And now, the gripping conclusion of Better Know a (Future) Brewer, where we shed light on the three prospects brought to the Brewers farm system by way of a Zack Greinke trade to the Los Angeles Angels of Anaheim.
In our final installment, we look at right-handed pitcher Ariel Pena.
Ariel Pena leaves many people watching him sitting squarely on the fence. For some, his ceiling is incredibly high – projections as an ace of a rotation or high-end starter are not uncommon. For others, his floor is too low – he walks too many batters and his development just isn’t coming along quick enough.
You can never please all the people all the time, but Pena has pleased enough to make him the number twelve prospect in the Brewers top 20 just a few short hours after arriving as the newest member of the AA Huntsville Stars.

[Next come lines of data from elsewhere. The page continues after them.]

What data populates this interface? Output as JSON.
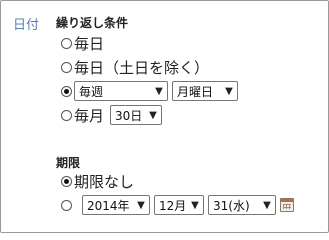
{
  "field_label": "日付",
  "repeat": {
    "title": "繰り返し条件",
    "options": [
      {
        "label": "毎日",
        "checked": false
      },
      {
        "label": "毎日（土日を除く）",
        "checked": false
      },
      {
        "label": "",
        "checked": true,
        "period_value": "毎週",
        "weekday_value": "月曜日"
      },
      {
        "label": "毎月",
        "checked": false,
        "day_value": "30日"
      }
    ]
  },
  "deadline": {
    "title": "期限",
    "options": [
      {
        "label": "期限なし",
        "checked": true
      },
      {
        "label": "",
        "checked": false,
        "year_value": "2014年",
        "month_value": "12月",
        "day_value": "31(水)"
      }
    ]
  },
  "icons": {
    "caret": "chevron-down-icon",
    "calendar": "calendar-icon"
  },
  "colors": {
    "field_label": "#5a7fb0",
    "border": "#9a9a9a"
  }
}
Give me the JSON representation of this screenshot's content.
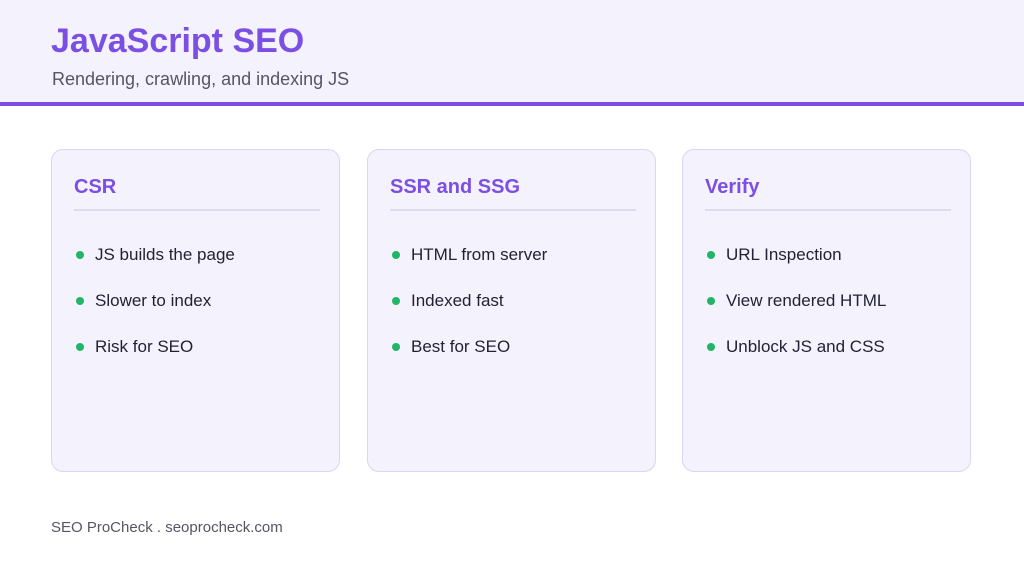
{
  "header": {
    "title": "JavaScript SEO",
    "subtitle": "Rendering, crawling, and indexing JS"
  },
  "cards": [
    {
      "title": "CSR",
      "items": [
        "JS builds the page",
        "Slower to index",
        "Risk for SEO"
      ]
    },
    {
      "title": "SSR and SSG",
      "items": [
        "HTML from server",
        "Indexed fast",
        "Best for SEO"
      ]
    },
    {
      "title": "Verify",
      "items": [
        "URL Inspection",
        "View rendered HTML",
        "Unblock JS and CSS"
      ]
    }
  ],
  "footer": {
    "text": "SEO ProCheck . seoprocheck.com"
  },
  "colors": {
    "accent": "#7b4fe3",
    "bullet": "#22b567",
    "header_bg": "#f4f2fd",
    "card_bg": "#f4f2fd"
  },
  "icons": {
    "bullet": "bullet-dot-icon"
  }
}
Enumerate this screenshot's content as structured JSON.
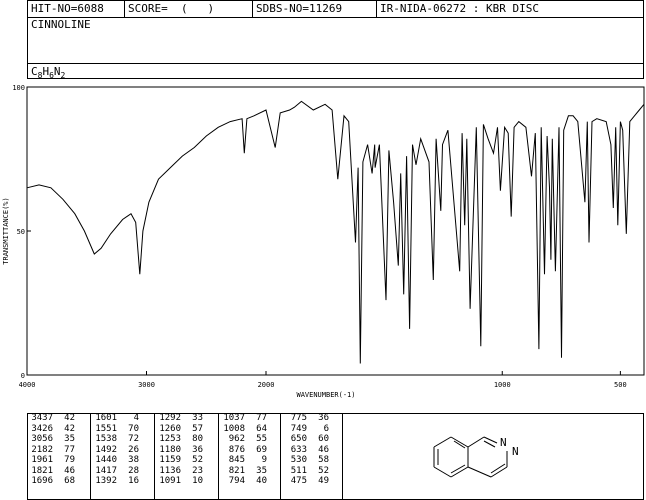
{
  "header": {
    "hit_no": "HIT-NO=6088",
    "score": "SCORE=  (   )",
    "sdbs_no": "SDBS-NO=11269",
    "ir_nida": "IR-NIDA-06272 : KBR DISC",
    "compound": "CINNOLINE",
    "formula_parts": [
      "C",
      "8",
      "H",
      "6",
      "N",
      "2"
    ]
  },
  "chart_data": {
    "type": "line",
    "xlabel": "WAVENUMBER(-1)",
    "ylabel": "TRANSMITTANCE(%)",
    "x_ticks": [
      "4000",
      "3000",
      "2000",
      "1000",
      "500"
    ],
    "y_ticks": [
      "100",
      "50",
      "0"
    ],
    "xlim": [
      4000,
      400
    ],
    "ylim": [
      0,
      100
    ],
    "series": [
      {
        "points": [
          [
            4000,
            65
          ],
          [
            3900,
            66
          ],
          [
            3800,
            65
          ],
          [
            3700,
            61
          ],
          [
            3600,
            56
          ],
          [
            3520,
            50
          ],
          [
            3437,
            42
          ],
          [
            3380,
            44
          ],
          [
            3300,
            49
          ],
          [
            3200,
            54
          ],
          [
            3130,
            56
          ],
          [
            3090,
            53
          ],
          [
            3056,
            35
          ],
          [
            3030,
            50
          ],
          [
            2980,
            60
          ],
          [
            2900,
            68
          ],
          [
            2800,
            72
          ],
          [
            2700,
            76
          ],
          [
            2600,
            79
          ],
          [
            2500,
            83
          ],
          [
            2400,
            86
          ],
          [
            2300,
            88
          ],
          [
            2200,
            89
          ],
          [
            2182,
            77
          ],
          [
            2160,
            89
          ],
          [
            2100,
            90
          ],
          [
            2000,
            92
          ],
          [
            1961,
            79
          ],
          [
            1940,
            91
          ],
          [
            1900,
            92
          ],
          [
            1880,
            93
          ],
          [
            1850,
            95
          ],
          [
            1800,
            92
          ],
          [
            1750,
            94
          ],
          [
            1720,
            92
          ],
          [
            1696,
            68
          ],
          [
            1670,
            90
          ],
          [
            1650,
            88
          ],
          [
            1621,
            46
          ],
          [
            1610,
            72
          ],
          [
            1601,
            4
          ],
          [
            1590,
            74
          ],
          [
            1570,
            80
          ],
          [
            1551,
            70
          ],
          [
            1540,
            80
          ],
          [
            1538,
            72
          ],
          [
            1520,
            80
          ],
          [
            1492,
            26
          ],
          [
            1480,
            78
          ],
          [
            1460,
            60
          ],
          [
            1440,
            38
          ],
          [
            1430,
            70
          ],
          [
            1417,
            28
          ],
          [
            1405,
            76
          ],
          [
            1392,
            16
          ],
          [
            1380,
            80
          ],
          [
            1365,
            73
          ],
          [
            1345,
            82
          ],
          [
            1310,
            74
          ],
          [
            1292,
            33
          ],
          [
            1280,
            82
          ],
          [
            1260,
            57
          ],
          [
            1253,
            80
          ],
          [
            1230,
            85
          ],
          [
            1180,
            36
          ],
          [
            1170,
            84
          ],
          [
            1159,
            52
          ],
          [
            1150,
            82
          ],
          [
            1136,
            23
          ],
          [
            1110,
            86
          ],
          [
            1091,
            10
          ],
          [
            1080,
            87
          ],
          [
            1060,
            82
          ],
          [
            1037,
            77
          ],
          [
            1020,
            86
          ],
          [
            1008,
            64
          ],
          [
            990,
            86
          ],
          [
            975,
            84
          ],
          [
            962,
            55
          ],
          [
            950,
            86
          ],
          [
            930,
            88
          ],
          [
            900,
            86
          ],
          [
            876,
            69
          ],
          [
            860,
            84
          ],
          [
            845,
            9
          ],
          [
            835,
            86
          ],
          [
            821,
            35
          ],
          [
            810,
            83
          ],
          [
            800,
            65
          ],
          [
            794,
            40
          ],
          [
            788,
            82
          ],
          [
            775,
            36
          ],
          [
            760,
            86
          ],
          [
            749,
            6
          ],
          [
            740,
            85
          ],
          [
            720,
            90
          ],
          [
            700,
            90
          ],
          [
            680,
            88
          ],
          [
            650,
            60
          ],
          [
            640,
            88
          ],
          [
            633,
            46
          ],
          [
            620,
            88
          ],
          [
            600,
            89
          ],
          [
            560,
            88
          ],
          [
            540,
            80
          ],
          [
            530,
            58
          ],
          [
            520,
            86
          ],
          [
            511,
            52
          ],
          [
            500,
            88
          ],
          [
            490,
            85
          ],
          [
            475,
            49
          ],
          [
            460,
            88
          ],
          [
            440,
            90
          ],
          [
            420,
            92
          ],
          [
            400,
            94
          ]
        ]
      }
    ],
    "peaks": [
      {
        "wn": 3437,
        "t": 42
      },
      {
        "wn": 3426,
        "t": 42
      },
      {
        "wn": 3056,
        "t": 35
      },
      {
        "wn": 2182,
        "t": 77
      },
      {
        "wn": 1961,
        "t": 79
      },
      {
        "wn": 1821,
        "t": 46
      },
      {
        "wn": 1696,
        "t": 68
      },
      {
        "wn": 1601,
        "t": 4
      },
      {
        "wn": 1551,
        "t": 70
      },
      {
        "wn": 1538,
        "t": 72
      },
      {
        "wn": 1492,
        "t": 26
      },
      {
        "wn": 1440,
        "t": 38
      },
      {
        "wn": 1417,
        "t": 28
      },
      {
        "wn": 1392,
        "t": 16
      },
      {
        "wn": 1292,
        "t": 33
      },
      {
        "wn": 1260,
        "t": 57
      },
      {
        "wn": 1253,
        "t": 80
      },
      {
        "wn": 1180,
        "t": 36
      },
      {
        "wn": 1159,
        "t": 52
      },
      {
        "wn": 1136,
        "t": 23
      },
      {
        "wn": 1091,
        "t": 10
      },
      {
        "wn": 1037,
        "t": 77
      },
      {
        "wn": 1008,
        "t": 64
      },
      {
        "wn": 962,
        "t": 55
      },
      {
        "wn": 876,
        "t": 69
      },
      {
        "wn": 845,
        "t": 9
      },
      {
        "wn": 821,
        "t": 35
      },
      {
        "wn": 794,
        "t": 40
      },
      {
        "wn": 775,
        "t": 36
      },
      {
        "wn": 749,
        "t": 6
      },
      {
        "wn": 650,
        "t": 60
      },
      {
        "wn": 633,
        "t": 46
      },
      {
        "wn": 530,
        "t": 58
      },
      {
        "wn": 511,
        "t": 52
      },
      {
        "wn": 475,
        "t": 49
      }
    ],
    "grid": false
  },
  "structure": {
    "name": "cinnoline-structure",
    "atom_labels": [
      "N",
      "N"
    ]
  }
}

After all, you should expect a lot from a player the LA Times called “the new K-Rod.” Current performance notwithstanding for K-Rod, those are some high expectations to reach. The 23 year-old righty is doing his best to live up to them, mostly by fanning batters at a rate near one an inning, a total of 111 in 19 Texas League starts. His walk rate is high, which mostly comes from the continued development of his change as a compliment to a plus-fastball that routinely hits mid-90′s and can stay there throughout a start.
The fastball is what draws people in to Pena, he can locate it well and it just awes big league scouts. He has a tendency to put pitches up in the zone, which leads to a lot of fly balls. It isn’t a big concern in AA ball, but will need to be corrected before he makes a trip up to Milwaukee. His durability is also a nice bonus – he’s posted a complete game in five of six minor league seasons and is no stranger to going deep into games. As an added bonus, he’s made a few multi-inning relief outings including one for the Angels in Spring Training where he went three innings.

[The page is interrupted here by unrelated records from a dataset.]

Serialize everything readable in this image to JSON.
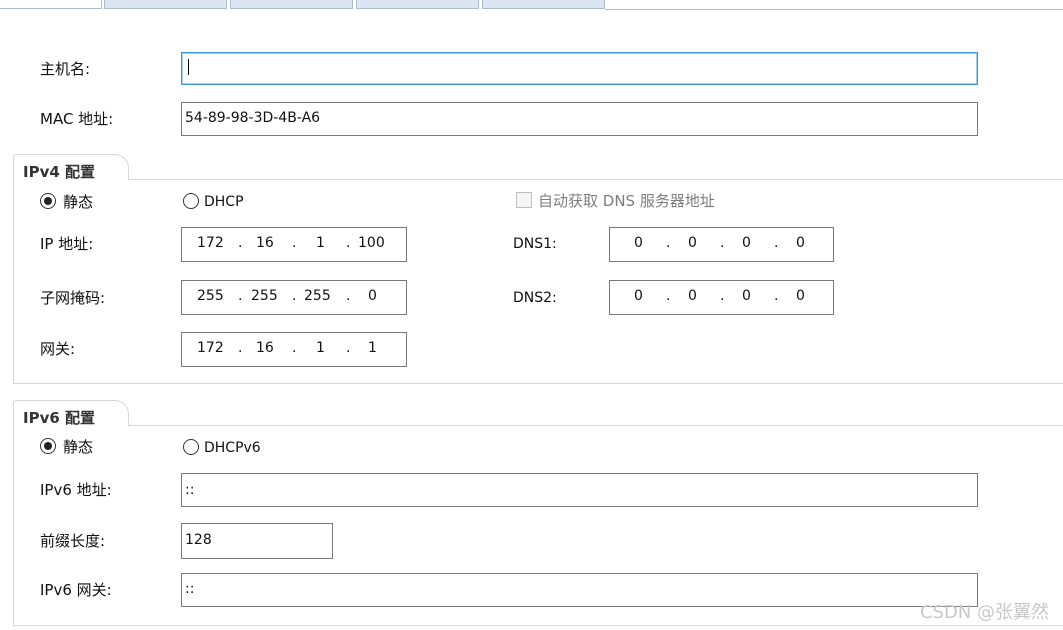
{
  "host": {
    "label": "主机名:",
    "value": ""
  },
  "mac": {
    "label": "MAC 地址:",
    "value": "54-89-98-3D-4B-A6"
  },
  "ipv4": {
    "title": "IPv4 配置",
    "static_label": "静态",
    "dhcp_label": "DHCP",
    "static_selected": true,
    "auto_dns_label": "自动获取 DNS 服务器地址",
    "auto_dns_checked": false,
    "ip": {
      "label": "IP 地址:",
      "octets": [
        "172",
        "16",
        "1",
        "100"
      ]
    },
    "mask": {
      "label": "子网掩码:",
      "octets": [
        "255",
        "255",
        "255",
        "0"
      ]
    },
    "gateway": {
      "label": "网关:",
      "octets": [
        "172",
        "16",
        "1",
        "1"
      ]
    },
    "dns1": {
      "label": "DNS1:",
      "octets": [
        "0",
        "0",
        "0",
        "0"
      ]
    },
    "dns2": {
      "label": "DNS2:",
      "octets": [
        "0",
        "0",
        "0",
        "0"
      ]
    }
  },
  "ipv6": {
    "title": "IPv6 配置",
    "static_label": "静态",
    "dhcp_label": "DHCPv6",
    "static_selected": true,
    "address": {
      "label": "IPv6 地址:",
      "value": "::"
    },
    "prefix": {
      "label": "前缀长度:",
      "value": "128"
    },
    "gateway": {
      "label": "IPv6 网关:",
      "value": "::"
    }
  },
  "dot": ".",
  "watermark": "CSDN @张翼然"
}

Relief work is the most possible outcome for Pena in Milwaukee. The bullpen does not appear to be getting better anytime soon, and a durable arm like Pena’s would definitely fit in well in the near future. It would also benefit him simply because there would be less work that needed to be done to get him into a bullpen, and it would expose him less to the left-handed bats that continue to baffle him. If he can develop into a Major League starter, he would be somewhere in the middle of a rotation on his current track, but if things slow down he can still be excellent arm in the back end of a bullpen – I like him as an eighth inning set-up.
Potential is the name of the game when dealing with prospects, and Ariel Pena has it in spades. He’s a tweak or two away from the Brewers bullpen in many people’s opinions, and definitely a player to watch for 2013.